The Renaissance’s graphic style was further developed by baroque relief sculptors, frequently on a very great scale. 

The Bernini work Ecstasy of Saint Teresa, which features figures almost entirely carved in the round but enclosed in a marble altar, is an example of how occasionally their enormous relief compositions actually evolved into a form of marble painting. (Additional sculptors can be found in Baroque and Neoclassical.) 

While a few Neoclassical sculpture proponents, such as Antonio Canova and Bertel Thorvaldsen, briefly resumed the use of low reliefs to achieve what they perceived as classical rigor and purity, for the most part, the Renaissance concept of “pictorial-style” relief prevailed, reaching a high point in the work of nineteenth-century sculptors like Francois Rude (Arc de Triomphe) and Auguste Rodin (Gates of Hell).

Famous Reliefs

These consist of:

  • The Parthenon frieze for the Athenian Akropolis (449–432 B.C.) 
  • Lorenzo Ghiberti’s Gates of Paradise (1426–52) for the Baptistery of Florence
  • Doors of Paradise, Baptistery, Florence (1452) Ghiberti 
  • Tuc d’Audoubert Bison (c.13,500 BCE) Ariege, France 
  • Arch of Constantine, Rome (315 CE)

You can watch this video:

 

Frequently Asked Questions

What is an example of a relief sculpture?

A coin is a good illustration of a relief sculpture because it has an elevated inscription, date, and figure, sometimes a portrait. The sculpture is referred to as low relief or bas-relief when the image is only marginally raised, such as with a coin.

What are the three types of relief sculpture?

The three primary categories of relief sculpture are sunken, high, and low. The less popular types of relief sculpture are counter-relief, mid-relief, and stiacciato relief.
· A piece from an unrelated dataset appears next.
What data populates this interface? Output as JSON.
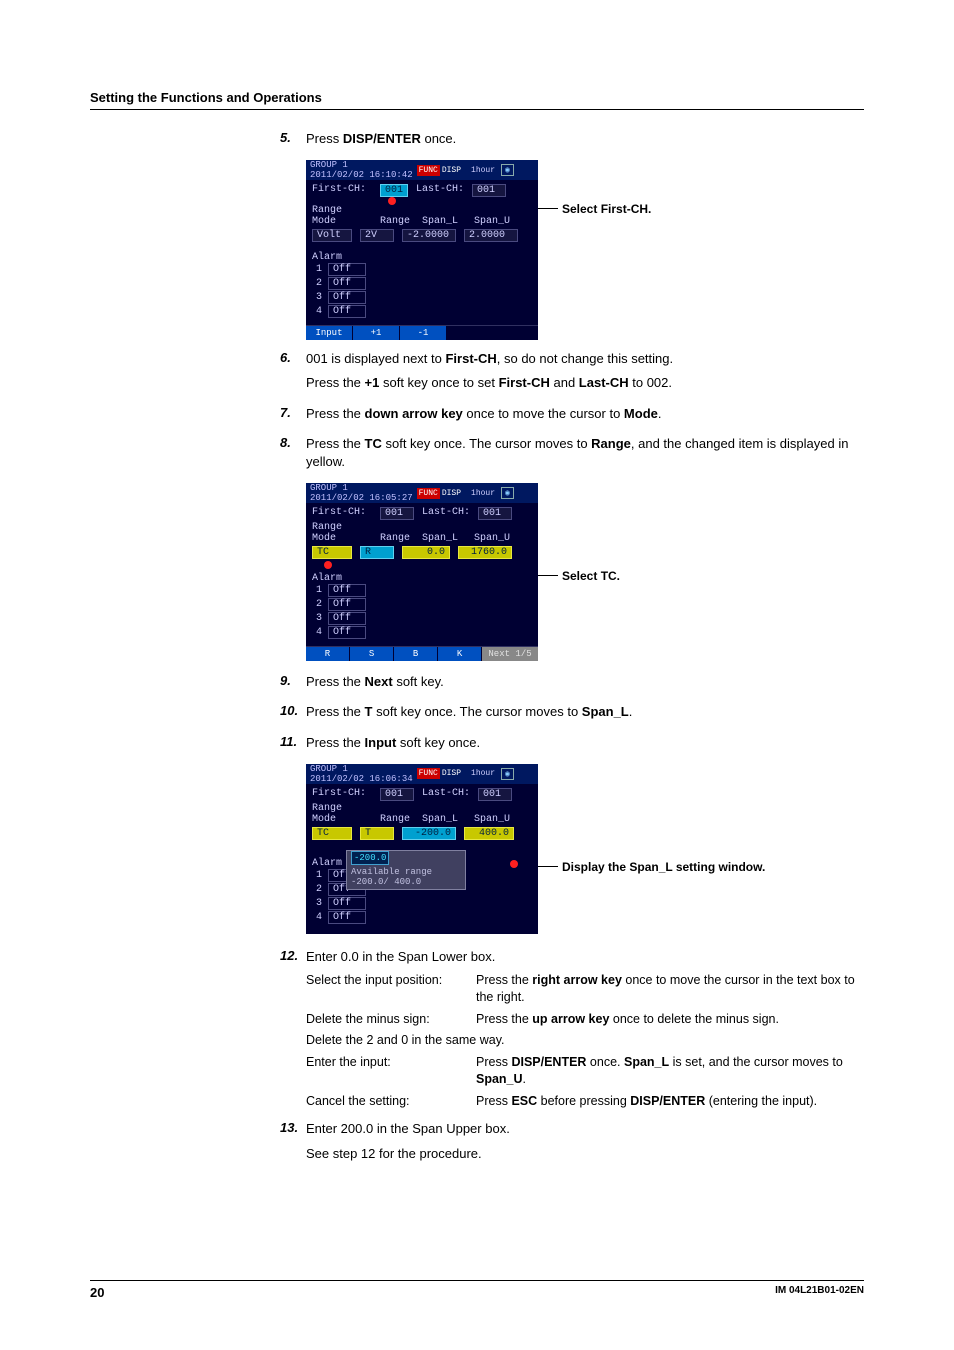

Conclusion

So, what is a relief sculpture? After reading this post, I bet you know in detail about this wonderful art.

Do you know how to make a sculpture? What do you think of it? Please comment below to share with Artseensoho.

Similar Posts

Leave a Reply

Your email address will not be published.